WHAT THE TASK ASKS — Write out each line below exactly as it appears.

*** Opening SUPPLIED DATA ***

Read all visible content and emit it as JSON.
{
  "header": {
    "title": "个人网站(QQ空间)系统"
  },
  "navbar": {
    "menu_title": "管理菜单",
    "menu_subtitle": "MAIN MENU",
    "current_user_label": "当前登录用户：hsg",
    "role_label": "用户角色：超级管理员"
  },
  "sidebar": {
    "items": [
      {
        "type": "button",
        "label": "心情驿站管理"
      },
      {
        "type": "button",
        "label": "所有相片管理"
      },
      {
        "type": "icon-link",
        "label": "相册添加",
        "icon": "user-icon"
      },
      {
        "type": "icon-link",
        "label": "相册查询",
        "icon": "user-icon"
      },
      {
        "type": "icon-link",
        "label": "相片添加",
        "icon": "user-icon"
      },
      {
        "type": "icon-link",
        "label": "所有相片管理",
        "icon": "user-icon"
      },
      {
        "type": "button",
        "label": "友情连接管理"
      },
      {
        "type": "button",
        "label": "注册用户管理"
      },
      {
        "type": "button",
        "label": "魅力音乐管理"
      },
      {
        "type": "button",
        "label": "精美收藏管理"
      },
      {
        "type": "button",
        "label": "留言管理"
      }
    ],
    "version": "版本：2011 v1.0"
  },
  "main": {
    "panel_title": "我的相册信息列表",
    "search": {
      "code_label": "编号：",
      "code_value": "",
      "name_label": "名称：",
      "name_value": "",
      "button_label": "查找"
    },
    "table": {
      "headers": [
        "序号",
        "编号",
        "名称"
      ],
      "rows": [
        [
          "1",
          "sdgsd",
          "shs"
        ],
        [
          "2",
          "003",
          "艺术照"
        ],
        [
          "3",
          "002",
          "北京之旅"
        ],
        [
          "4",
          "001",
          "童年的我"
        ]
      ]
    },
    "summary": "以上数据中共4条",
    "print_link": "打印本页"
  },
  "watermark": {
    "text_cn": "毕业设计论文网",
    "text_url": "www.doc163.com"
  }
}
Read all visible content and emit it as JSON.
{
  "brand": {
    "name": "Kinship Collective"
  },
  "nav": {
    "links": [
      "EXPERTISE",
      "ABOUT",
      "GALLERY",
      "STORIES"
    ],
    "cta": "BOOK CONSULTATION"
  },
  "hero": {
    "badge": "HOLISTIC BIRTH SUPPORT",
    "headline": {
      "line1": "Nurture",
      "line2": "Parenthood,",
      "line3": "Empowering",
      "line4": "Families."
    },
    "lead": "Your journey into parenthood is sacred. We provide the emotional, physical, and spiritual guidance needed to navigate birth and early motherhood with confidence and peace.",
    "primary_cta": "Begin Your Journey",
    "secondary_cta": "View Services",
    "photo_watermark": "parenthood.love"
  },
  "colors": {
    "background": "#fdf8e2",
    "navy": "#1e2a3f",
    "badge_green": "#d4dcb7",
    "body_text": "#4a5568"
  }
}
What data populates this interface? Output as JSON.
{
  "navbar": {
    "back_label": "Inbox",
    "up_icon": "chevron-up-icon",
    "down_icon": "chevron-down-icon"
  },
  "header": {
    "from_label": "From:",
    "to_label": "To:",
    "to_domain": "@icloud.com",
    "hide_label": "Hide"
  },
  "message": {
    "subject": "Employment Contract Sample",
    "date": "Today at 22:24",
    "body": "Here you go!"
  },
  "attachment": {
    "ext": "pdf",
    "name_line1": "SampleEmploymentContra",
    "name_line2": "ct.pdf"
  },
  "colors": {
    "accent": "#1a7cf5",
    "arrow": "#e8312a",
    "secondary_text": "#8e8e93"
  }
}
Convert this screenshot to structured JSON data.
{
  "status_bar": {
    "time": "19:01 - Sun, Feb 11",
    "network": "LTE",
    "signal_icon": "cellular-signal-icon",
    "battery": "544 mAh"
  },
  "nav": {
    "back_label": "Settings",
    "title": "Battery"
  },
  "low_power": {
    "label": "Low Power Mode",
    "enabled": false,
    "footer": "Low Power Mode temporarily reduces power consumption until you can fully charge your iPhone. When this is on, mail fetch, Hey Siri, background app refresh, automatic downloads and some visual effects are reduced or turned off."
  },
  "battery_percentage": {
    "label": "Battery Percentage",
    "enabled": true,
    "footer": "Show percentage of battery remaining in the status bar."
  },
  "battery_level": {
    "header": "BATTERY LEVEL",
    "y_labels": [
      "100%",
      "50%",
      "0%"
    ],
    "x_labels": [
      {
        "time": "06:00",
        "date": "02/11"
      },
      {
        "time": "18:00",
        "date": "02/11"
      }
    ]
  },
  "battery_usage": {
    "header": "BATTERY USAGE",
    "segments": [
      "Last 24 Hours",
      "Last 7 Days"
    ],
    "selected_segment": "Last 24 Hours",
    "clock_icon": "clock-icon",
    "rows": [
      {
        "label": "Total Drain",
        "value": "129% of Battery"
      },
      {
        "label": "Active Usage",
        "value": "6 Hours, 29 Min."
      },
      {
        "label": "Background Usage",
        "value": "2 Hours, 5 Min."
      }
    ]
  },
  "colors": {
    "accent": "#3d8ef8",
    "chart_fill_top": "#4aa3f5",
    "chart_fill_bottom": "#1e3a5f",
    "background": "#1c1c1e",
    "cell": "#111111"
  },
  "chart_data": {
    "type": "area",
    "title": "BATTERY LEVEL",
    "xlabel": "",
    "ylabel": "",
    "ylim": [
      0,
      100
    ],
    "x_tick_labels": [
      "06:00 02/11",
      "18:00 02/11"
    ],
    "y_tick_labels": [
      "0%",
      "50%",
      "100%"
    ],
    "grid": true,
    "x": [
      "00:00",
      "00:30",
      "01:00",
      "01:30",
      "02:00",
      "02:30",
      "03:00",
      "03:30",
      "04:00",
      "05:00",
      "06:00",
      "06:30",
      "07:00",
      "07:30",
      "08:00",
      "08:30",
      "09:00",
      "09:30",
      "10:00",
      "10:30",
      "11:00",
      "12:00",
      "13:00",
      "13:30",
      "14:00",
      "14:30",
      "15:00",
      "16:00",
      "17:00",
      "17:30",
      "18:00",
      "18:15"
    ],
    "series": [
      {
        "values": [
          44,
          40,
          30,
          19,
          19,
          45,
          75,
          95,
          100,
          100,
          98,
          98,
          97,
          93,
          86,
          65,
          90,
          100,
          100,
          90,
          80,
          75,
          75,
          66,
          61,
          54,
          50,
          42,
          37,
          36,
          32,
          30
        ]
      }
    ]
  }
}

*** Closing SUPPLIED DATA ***

ANSWER TO THIS TASK —
Read all visible content and emit it as JSON.
{
  "header": {
    "title": "个人网站(QQ空间)系统"
  },
  "navbar": {
    "menu_title": "管理菜单",
    "menu_subtitle": "MAIN MENU",
    "current_user_label": "当前登录用户：hsg",
    "role_label": "用户角色：超级管理员"
  },
  "sidebar": {
    "items": [
      {
        "type": "button",
        "label": "心情驿站管理"
      },
      {
        "type": "button",
        "label": "所有相片管理"
      },
      {
        "type": "icon-link",
        "label": "相册添加",
        "icon": "user-icon"
      },
      {
        "type": "icon-link",
        "label": "相册查询",
        "icon": "user-icon"
      },
      {
        "type": "icon-link",
        "label": "相片添加",
        "icon": "user-icon"
      },
      {
        "type": "icon-link",
        "label": "所有相片管理",
        "icon": "user-icon"
      },
      {
        "type": "button",
        "label": "友情连接管理"
      },
      {
        "type": "button",
        "label": "注册用户管理"
      },
      {
        "type": "button",
        "label": "魅力音乐管理"
      },
      {
        "type": "button",
        "label": "精美收藏管理"
      },
      {
        "type": "button",
        "label": "留言管理"
      }
    ],
    "version": "版本：2011 v1.0"
  },
  "main": {
    "panel_title": "我的相册信息列表",
    "search": {
      "code_label": "编号：",
      "code_value": "",
      "name_label": "名称：",
      "name_value": "",
      "button_label": "查找"
    },
    "table": {
      "headers": [
        "序号",
        "编号",
        "名称"
      ],
      "rows": [
        [
          "1",
          "sdgsd",
          "shs"
        ],
        [
          "2",
          "003",
          "艺术照"
        ],
        [
          "3",
          "002",
          "北京之旅"
        ],
        [
          "4",
          "001",
          "童年的我"
        ]
      ]
    },
    "summary": "以上数据中共4条",
    "print_link": "打印本页"
  },
  "watermark": {
    "text_cn": "毕业设计论文网",
    "text_url": "www.doc163.com"
  }
}
Read all visible content and emit it as JSON.
{
  "brand": {
    "name": "Kinship Collective"
  },
  "nav": {
    "links": [
      "EXPERTISE",
      "ABOUT",
      "GALLERY",
      "STORIES"
    ],
    "cta": "BOOK CONSULTATION"
  },
  "hero": {
    "badge": "HOLISTIC BIRTH SUPPORT",
    "headline": {
      "line1": "Nurture",
      "line2": "Parenthood,",
      "line3": "Empowering",
      "line4": "Families."
    },
    "lead": "Your journey into parenthood is sacred. We provide the emotional, physical, and spiritual guidance needed to navigate birth and early motherhood with confidence and peace.",
    "primary_cta": "Begin Your Journey",
    "secondary_cta": "View Services",
    "photo_watermark": "parenthood.love"
  },
  "colors": {
    "background": "#fdf8e2",
    "navy": "#1e2a3f",
    "badge_green": "#d4dcb7",
    "body_text": "#4a5568"
  }
}
What data populates this interface? Output as JSON.
{
  "navbar": {
    "back_label": "Inbox",
    "up_icon": "chevron-up-icon",
    "down_icon": "chevron-down-icon"
  },
  "header": {
    "from_label": "From:",
    "to_label": "To:",
    "to_domain": "@icloud.com",
    "hide_label": "Hide"
  },
  "message": {
    "subject": "Employment Contract Sample",
    "date": "Today at 22:24",
    "body": "Here you go!"
  },
  "attachment": {
    "ext": "pdf",
    "name_line1": "SampleEmploymentContra",
    "name_line2": "ct.pdf"
  },
  "colors": {
    "accent": "#1a7cf5",
    "arrow": "#e8312a",
    "secondary_text": "#8e8e93"
  }
}
Convert this screenshot to structured JSON data.
{
  "status_bar": {
    "time": "19:01 - Sun, Feb 11",
    "network": "LTE",
    "signal_icon": "cellular-signal-icon",
    "battery": "544 mAh"
  },
  "nav": {
    "back_label": "Settings",
    "title": "Battery"
  },
  "low_power": {
    "label": "Low Power Mode",
    "enabled": false,
    "footer": "Low Power Mode temporarily reduces power consumption until you can fully charge your iPhone. When this is on, mail fetch, Hey Siri, background app refresh, automatic downloads and some visual effects are reduced or turned off."
  },
  "battery_percentage": {
    "label": "Battery Percentage",
    "enabled": true,
    "footer": "Show percentage of battery remaining in the status bar."
  },
  "battery_level": {
    "header": "BATTERY LEVEL",
    "y_labels": [
      "100%",
      "50%",
      "0%"
    ],
    "x_labels": [
      {
        "time": "06:00",
        "date": "02/11"
      },
      {
        "time": "18:00",
        "date": "02/11"
      }
    ]
  },
  "battery_usage": {
    "header": "BATTERY USAGE",
    "segments": [
      "Last 24 Hours",
      "Last 7 Days"
    ],
    "selected_segment": "Last 24 Hours",
    "clock_icon": "clock-icon",
    "rows": [
      {
        "label": "Total Drain",
        "value": "129% of Battery"
      },
      {
        "label": "Active Usage",
        "value": "6 Hours, 29 Min."
      },
      {
        "label": "Background Usage",
        "value": "2 Hours, 5 Min."
      }
    ]
  },
  "colors": {
    "accent": "#3d8ef8",
    "chart_fill_top": "#4aa3f5",
    "chart_fill_bottom": "#1e3a5f",
    "background": "#1c1c1e",
    "cell": "#111111"
  },
  "chart_data": {
    "type": "area",
    "title": "BATTERY LEVEL",
    "xlabel": "",
    "ylabel": "",
    "ylim": [
      0,
      100
    ],
    "x_tick_labels": [
      "06:00 02/11",
      "18:00 02/11"
    ],
    "y_tick_labels": [
      "0%",
      "50%",
      "100%"
    ],
    "grid": true,
    "x": [
      "00:00",
      "00:30",
      "01:00",
      "01:30",
      "02:00",
      "02:30",
      "03:00",
      "03:30",
      "04:00",
      "05:00",
      "06:00",
      "06:30",
      "07:00",
      "07:30",
      "08:00",
      "08:30",
      "09:00",
      "09:30",
      "10:00",
      "10:30",
      "11:00",
      "12:00",
      "13:00",
      "13:30",
      "14:00",
      "14:30",
      "15:00",
      "16:00",
      "17:00",
      "17:30",
      "18:00",
      "18:15"
    ],
    "series": [
      {
        "values": [
          44,
          40,
          30,
          19,
          19,
          45,
          75,
          95,
          100,
          100,
          98,
          98,
          97,
          93,
          86,
          65,
          90,
          100,
          100,
          90,
          80,
          75,
          75,
          66,
          61,
          54,
          50,
          42,
          37,
          36,
          32,
          30
        ]
      }
    ]
  }
}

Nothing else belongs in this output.